Richard WAGNER (1813-1883)
Rienzi Overture [11:36]
Tristan und Isolde – Prelude & Liebestod [15:30]
Lohengrin – Act 3 Prelude [3:16]
Lohengrin – Act 1 Prelude [7:17]
Wesendonck Lieder [20:10]
Die Meistersinger Act 1 Prelude [8:42]
Ride of the Valkyries [5:11]
Measha Brueggergosman (soprano)
Cleveland Orchestra/Franz Welser-Möst
rec. live, Severance Hall, Cleveland, February 2010
DEUTSCHE GRAMMOPHON 477 8773 [72:16]

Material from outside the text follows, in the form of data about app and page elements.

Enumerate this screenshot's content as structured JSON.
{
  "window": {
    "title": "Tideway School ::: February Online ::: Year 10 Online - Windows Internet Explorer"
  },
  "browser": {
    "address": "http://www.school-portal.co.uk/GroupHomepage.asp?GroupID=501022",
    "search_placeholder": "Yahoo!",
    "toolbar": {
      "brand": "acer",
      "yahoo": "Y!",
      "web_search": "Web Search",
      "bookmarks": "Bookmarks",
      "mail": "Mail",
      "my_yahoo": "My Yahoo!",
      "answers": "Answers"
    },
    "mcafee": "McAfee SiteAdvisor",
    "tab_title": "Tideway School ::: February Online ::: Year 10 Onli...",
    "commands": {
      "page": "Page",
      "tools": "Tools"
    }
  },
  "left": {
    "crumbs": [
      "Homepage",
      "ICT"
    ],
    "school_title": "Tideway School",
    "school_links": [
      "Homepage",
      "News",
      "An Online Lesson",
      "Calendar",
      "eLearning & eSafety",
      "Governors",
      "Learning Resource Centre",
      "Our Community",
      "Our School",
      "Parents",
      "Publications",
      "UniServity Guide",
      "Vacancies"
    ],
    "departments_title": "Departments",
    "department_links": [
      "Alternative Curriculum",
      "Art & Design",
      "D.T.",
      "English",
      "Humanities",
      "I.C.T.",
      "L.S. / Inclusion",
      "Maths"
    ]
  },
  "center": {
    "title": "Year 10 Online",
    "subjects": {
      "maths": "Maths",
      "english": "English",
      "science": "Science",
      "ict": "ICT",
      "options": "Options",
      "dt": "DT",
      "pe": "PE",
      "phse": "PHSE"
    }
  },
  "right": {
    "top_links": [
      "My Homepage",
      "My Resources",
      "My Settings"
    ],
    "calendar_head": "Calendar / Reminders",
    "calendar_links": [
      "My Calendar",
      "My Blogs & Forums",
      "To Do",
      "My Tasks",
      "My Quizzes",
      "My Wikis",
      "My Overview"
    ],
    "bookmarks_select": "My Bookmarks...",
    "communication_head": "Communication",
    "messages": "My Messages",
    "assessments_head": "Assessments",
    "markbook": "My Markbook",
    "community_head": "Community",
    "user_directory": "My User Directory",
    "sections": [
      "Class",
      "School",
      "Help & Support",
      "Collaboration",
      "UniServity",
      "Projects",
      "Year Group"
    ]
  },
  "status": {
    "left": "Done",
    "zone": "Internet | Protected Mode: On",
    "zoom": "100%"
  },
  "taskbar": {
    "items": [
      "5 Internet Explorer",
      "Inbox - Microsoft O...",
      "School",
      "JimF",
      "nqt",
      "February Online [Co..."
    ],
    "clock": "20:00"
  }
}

This disc begins well, with a focused, intense reading of the Rienzi overture. Welser-Möst, a distinguished Wagnerian in Zurich and Vienna, keeps things moving, refusing to wallow in the big string theme. He shows absolute clarity of pacing, unfolding the structure with a sense of expectancy. The most obvious beauty is the glorious warmth of the Cleveland string sound with brass bright, rather than heavy, without losing a sense of weight. The Meistersinger overture has similar virtues, as does the rhythmically muscular Ride of the Valkyries. It is with the other preludes that issues become apparent. Welser-Möst is at his best in the pieces that carry an extrovert charge, such as those mentioned above, revelling in the great sounds that his orchestra is capable of producing. He is less secure in controlling the gentle unfolding of Lohengrin and Tristan. The pacing of the Tristan prelude is all over the place with none of the certainty of Rienzi, so that the listener feels even more at-sea than Wagner must have intended. The quicker sections of the prelude swoop and muddle while the Liebestod – the orchestral version only – develops much too quickly for my taste, losing any sense of mystery or of climax. Similarly, the Lohengrin Act 1 prelude is too fast and lacks wonder, despite the marvellous shimmer to the string sound. The Act 3 prelude doesn’t suffer this, but oddly the brass don’t have as much presence as you might hope.
The Wesendonck Lieder, on the other hand, are a much more compelling reason for exploring this disc, beautifully played and distinctively sung. The orchestral textures shine through magically, though the recording balance emphasises the soprano a little too much. Measha Brueggergosman’s dark, lustrous soprano is perfect for these masterpieces of twilight and she inhabits the words as convincingly as she does the music. Without her contribution this disc wouldn’t be anything that special.
The Wesendonck Lieder are beautifully played and distinctively sung